Amman’s history spans nine millennia dating back to the Stone Age. It boasts one of the largest Neolithic settlements (c.6500 BC) ever discovered in the Middle East. The Citadel hill contains early Bronze Age tombs (3300-1200 BC).
By the beginning of the Iron Age Amman had become the capital of the Ammonites, referred to in the Bible, and was called Rabbath-Ammon. It was here that King David of Israel killed Uriah the Hittite. Fortress towers ringed the city at that time – the best preserved of these can still be seen today – but they were little protection against King David’s attack. His forces toppled the Ammonites and, apart from a brief revival in the 9th and 8th centuries BC, the area was ruled in succession by the Assyrians, Babylonians and Persians for several hundred years. By the 4th century BC the city had been renamed “Philadelphia” after its Ptolemaic ruler, Philadelphus.
Seleucid and Nabataean rule followed until 63 BC, when it was absorbed into the Roman Empire and the Roman general, Pompey, annexed Syria and made Philadelphia part of the Decapolis League – an alliance of ten free city states with overall allegiance to Rome.

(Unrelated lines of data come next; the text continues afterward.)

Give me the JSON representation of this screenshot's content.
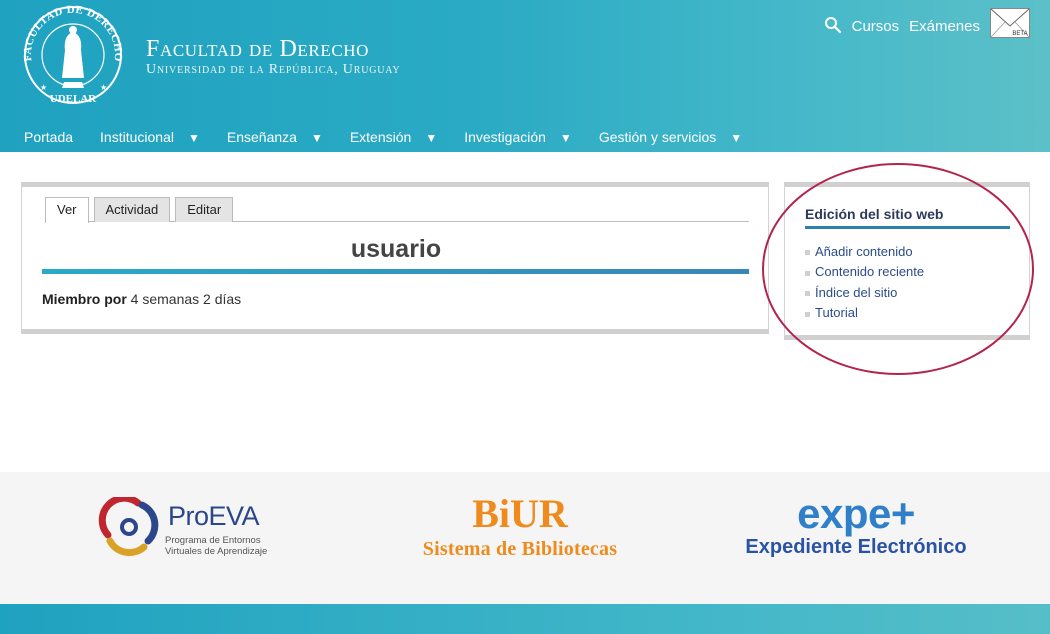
{
  "header": {
    "title": "Facultad de Derecho",
    "subtitle": "Universidad de la República, Uruguay",
    "seal_text_top": "FACULTAD DE DERECHO",
    "seal_text_bottom": "UDELAR",
    "top_links": [
      "Cursos",
      "Exámenes"
    ],
    "mail_badge": "BETA",
    "icons": {
      "search": "search-icon",
      "mail": "mail-beta-icon"
    }
  },
  "nav": {
    "items": [
      {
        "label": "Portada",
        "has_dropdown": false
      },
      {
        "label": "Institucional",
        "has_dropdown": true
      },
      {
        "label": "Enseñanza",
        "has_dropdown": true
      },
      {
        "label": "Extensión",
        "has_dropdown": true
      },
      {
        "label": "Investigación",
        "has_dropdown": true
      },
      {
        "label": "Gestión y servicios",
        "has_dropdown": true
      }
    ],
    "dropdown_glyph": "▼"
  },
  "main": {
    "tabs": [
      {
        "label": "Ver",
        "active": true
      },
      {
        "label": "Actividad",
        "active": false
      },
      {
        "label": "Editar",
        "active": false
      }
    ],
    "page_title": "usuario",
    "member_label": "Miembro por",
    "member_value": "4 semanas 2 días"
  },
  "sidebar": {
    "title": "Edición del sitio web",
    "links": [
      "Añadir contenido",
      "Contenido reciente",
      "Índice del sitio",
      "Tutorial"
    ]
  },
  "partners": {
    "proeva": {
      "name_pre": "Pro",
      "name_post": "EVA",
      "subtitle_line1": "Programa de Entornos",
      "subtitle_line2": "Virtuales de Aprendizaje"
    },
    "biur": {
      "name": "BiUR",
      "subtitle": "Sistema de Bibliotecas"
    },
    "expe": {
      "name": "expe+",
      "subtitle": "Expediente Electrónico"
    }
  },
  "colors": {
    "header_teal": "#2aaac4",
    "annotation_circle": "#b3244d",
    "link_blue": "#2b4c8a",
    "biur_orange": "#ef8a1d",
    "expe_blue": "#2f80c9"
  }
}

The Romans rebuilt the city with colonnaded streets, baths, a theatre and impressive public buildings. Philadelphia found itself at the centre of the new Roman province of Arabia and of lucrative trade routes running between the Mediterranean and an interior that stretched to India and China as well as routes north and south. The city flourished.
During the Byzantine period, when Christianity became the official religion of the Eastern Roman Empire, the city was the seat of a Christian Bishop and two churches were constructed. By the early 7th century, Islam was already spreading northwards from the Arabian Peninsula and, by 635 AD, had embraced the land as part of its domain. The city returned to its original Semitic name of Ammon or, as it is known today, Amman.
With various shifts in political power over the following centuries, Amman’s fortunes declined. During the Crusades and under the Mameluks of Egypt, Amman’s importance was overtaken by the rise of Karak in the south. By 1321 AD, it was reported that Amman was “a very ancient town and was ruined before the days of Islam” there are great ruins here and the river al-Zarqa flows through them.”
Under the Ottoman Empire, Amman remained a small backwater with As-Salt being the main town of the area. By 1806, the city was reported to be uninhabited except for the Bedouins.
The departure of the Ottomans from the region coincided with the exodus of a large numbers of Circassian and other persecuted Muslims from the Caucasus. They found refuge in the area and established a settlement on the east bank of the Jordan River. Although they were mostly farmers, amongst these early settlers there were also gold and silversmiths and other craftsmen, and it wasn’t long before they built rough roads linking their settlement to Amman. Commerce, once again, began to flourish.
But it was the construction of the Hejaz Railway which really brought the city back to life. Linking Damascus with Medina, the railway passed through Amman in 1902. Once again, Amman became the centre of a busy trade route and its population began to grow. By 1905, the city held a mixed population of some 3000 people.
On May 5th,1923, the Emirate of Transjordan came into existence, with Emir Abdullah, a Hashemite and direct descendant of the Prophet Mohammad (PBUH), as its undisputed leader. On the March 22nd,1946, Transjordan secured its independence. Two months later, Abdullah’s title of Emir was changed to King, and the country was renamed the Hashemite Kingdom of Jordan, with Amman as its capital.
The Royal Film Commission of Jordan
The Royal Film Commission of Jordan aims to contribute to the development of an internationally competitive Jordanian audio-visual production industry, partly by developing and cultivating film culture, and by encouraging Jordanians to use film and audio-visual media to tell their stories, voice their opinions and express their ideas. The Commission also provides opportunities for audiences to get together with filmmakers to watch independent and experimental films, open a dialogue with filmmakers, exchange ideas, and cultivate multimedia literacy.